Fanny's early adult life unfolded in much the same way as the lives of other wealthy girls at the time. After receiving an excellent education at home, she then spent fourteen months in 1896 and 1897 touring Europe with her mother's sister, Helen Macbeth.  Five months after her return, in November 1897, she made her formal Chicago society debut. On February 9, 1898, she married Blewett Lee, a law partner of one of George's friends. The couple moved one block to the north into one of two twin townhouses at 1700 S. Prairie Avenue that John and Frances had built for their children. Frances and Blewett had three children, John Glessner Lee (1898), Frances Lee (1903) and Martha Lee (1906). However, the marriage was not a happy one and the couple divorced in 1914.

In 1938, Frances took up permanent residence at The Cottage, her own home at her parents' summer estate, The Rocks, in New Hampshire. For a time, she sold antiques before pursuing her growing interest in legal medicine. Her friendship with Dr. George Burgess Magrath, medical examiner for Suffolk County in Massachusetts, had already piqued her enthusiasm and her philanthropic spirit—in 1932 she gave $250,000 to Harvard University to create a chair in Legal Medicine, and in 1934 she gave a collection of 1,000 volumes to create the Magrath Library of Legal Medicine. In 1943, New Hampshire appointed her State Police Captain; at the time, she was the only female police captain in the country. She created a series of twenty miniature crime scenes, the Nutshell Studies of Unexplained Death, drawing on the miniature model-making at which she had become quite adept. The models became an essential teaching tool in what became prestigious, biannual seminars, known as the Seminars in Homicide Investigation for State Police. Erle Stanley Gardner, the author of the Perry Mason novels and one of the few laymen allowed to attend the seminars, dedicated The Case of the Dubious Bridegroom to her. Gardner wrote that Frances Lee had a logical, orderly mind that was suited for police work.
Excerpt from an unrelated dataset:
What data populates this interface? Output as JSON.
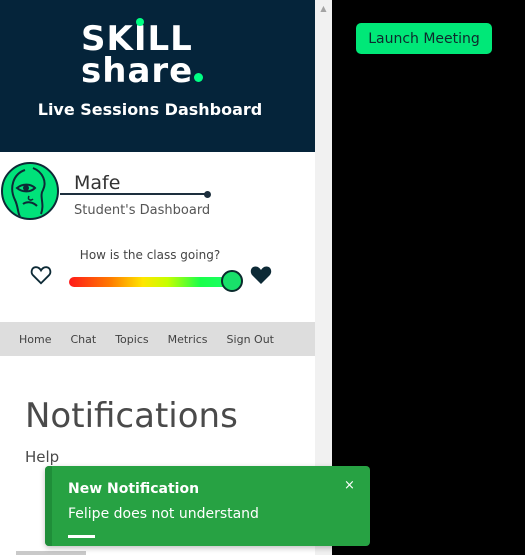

He described her as a perfectionist, with a warm heart and a keen sense of justice.

Frances Glessner Lee died at The Rocks on January 27, 1962. She was 83.  Gardner's tribute to her was published on the front page of The Boston Globe.  Harvard closed the department of legal medicine in 1967.  Since that time the seminars have been held at the Office of the Chief Medical Examiner for the State of Maryland, and the Nutshell Studies continue to be used as part of the training.

On October 20, 2017, the nineteen surviving Nutshell Studies were placed on public exhibition for the first time ever at the Renwick Gallery of the Smithsonian American Art Museum in Washington, D.C. in an exhibit entitled "Murder Is Her Hobby: Frances Glessner Lee and the Nutshell Studies of Unexplained Death."  The exhibit closed January 28, 2018.